Illinois' four top legislative leaders will come together again Thursday to discuss school funding following a marathon negotiating session earlier this week.
With new proposals, the group hopes the two sides can come closer to a deal.
The deadline to override Governor Bruce Rauner’s veto of SB-1 is looming next week, and with signs of progress in negotiations, House Speaker Mike Madigan postponed a vote to do that.
The latest talks come after a show of support for better education in Chicago and throughout the state.
Many suburban schools are already open, with some having to borrow millions of dollars to stay open since the state funding bill has yet to send any money their way.
Chicago Mayor Rahm Emanuel joined a group of mayors on Wednesday in promoting an override of Rauner’s veto, saying that the bill he rejected is the most equitable in terms of its impact on low-income students.
“When it comes to fairness in the system, it is the most inequitable,” he said. “It penalizes kids who are poor, and kids of color.”

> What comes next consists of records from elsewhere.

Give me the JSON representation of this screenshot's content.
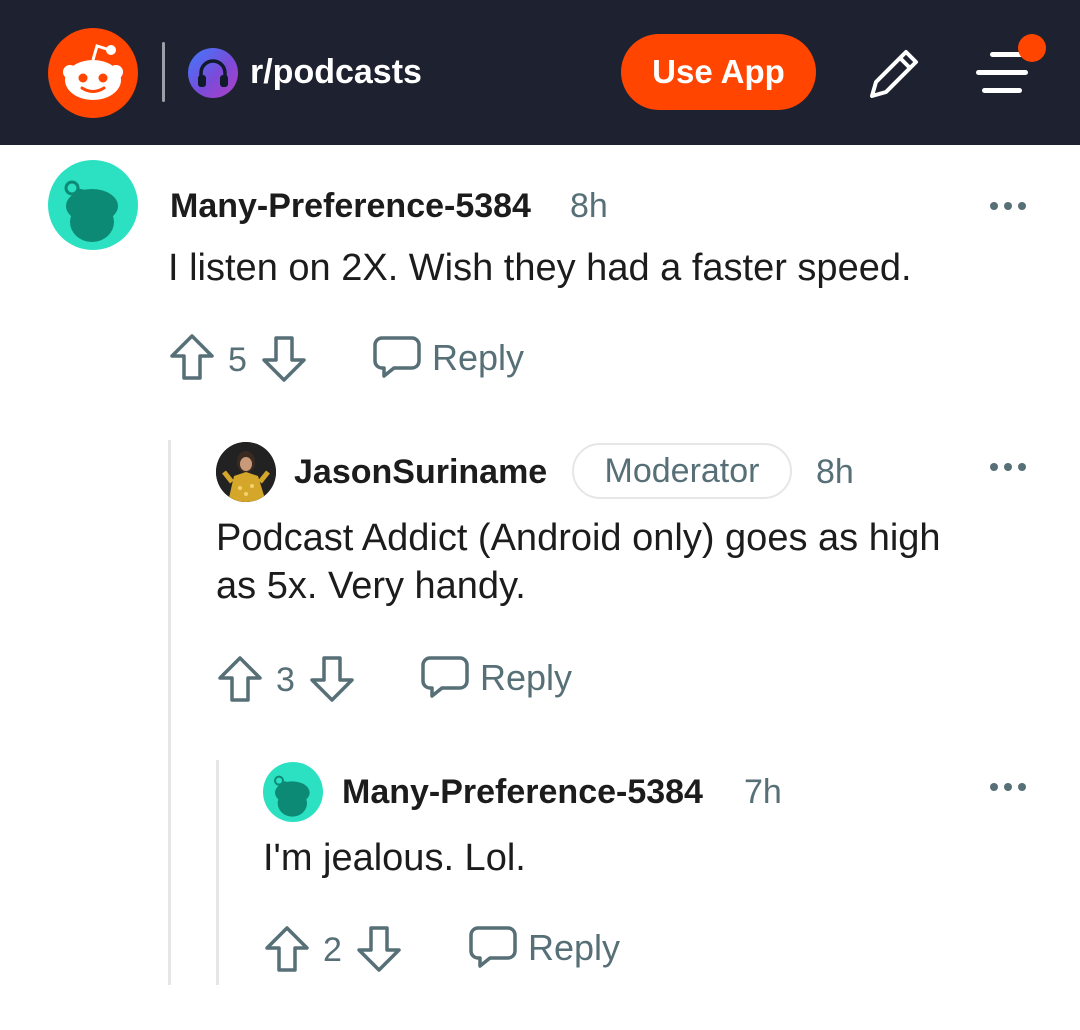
{
  "header": {
    "subreddit": "r/podcasts",
    "use_app_label": "Use App",
    "icons": [
      "reddit-logo-icon",
      "headphones-icon",
      "pencil-icon",
      "menu-icon"
    ],
    "colors": {
      "bar": "#1e2230",
      "accent": "#ff4500",
      "notification": "#ff4500"
    }
  },
  "comments": [
    {
      "username": "Many-Preference-5384",
      "time": "8h",
      "body": "I listen on 2X. Wish they had a faster speed.",
      "votes": "5",
      "reply_label": "Reply"
    },
    {
      "username": "JasonSuriname",
      "badge": "Moderator",
      "time": "8h",
      "body_line1": "Podcast Addict (Android only) goes as high",
      "body_line2": "as 5x. Very handy.",
      "votes": "3",
      "reply_label": "Reply"
    },
    {
      "username": "Many-Preference-5384",
      "time": "7h",
      "body": "I'm jealous. Lol.",
      "votes": "2",
      "reply_label": "Reply"
    }
  ]
}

The new school funding bill currently in front of lawmakers features a new bargaining chip designed to draw in GOP votes: scholarships or tuition tax credits for private schools.
A five-year trial involving $75 million in funding has been proposed, and with an override of Rauner’s veto needing at least four Republican votes, the amendment is being viewed as a winning idea by many, including Emanuel and other local mayors.
“This bill is an equitable bill and a step forward for education funding in the state of Illinois,” Hazel Crest Mayor Vernard Alsbury said.
Governor Rauner is also in favor of the funding trial, but Chicago Teachers Union Vice President Jesse Sharkey sees them differently.
“Taxpayer dollars for private schools is a bad idea,” he said. “It’s a problem that the mayor of Chicago is playing footsie with this idea and is now saying he’s in favor of it, because it’s not good education policy.”
With that idea on the table, the four top leaders in the Illinois legislature will keep negotiating on Thursday as they look to strike a compromise on a fair funding bill.
Governor Rauner is not participating in the meetings, but he is being kept informed on all developments in negotiations. Members of the House are expected to return to Springfield on Tuesday for that override vote.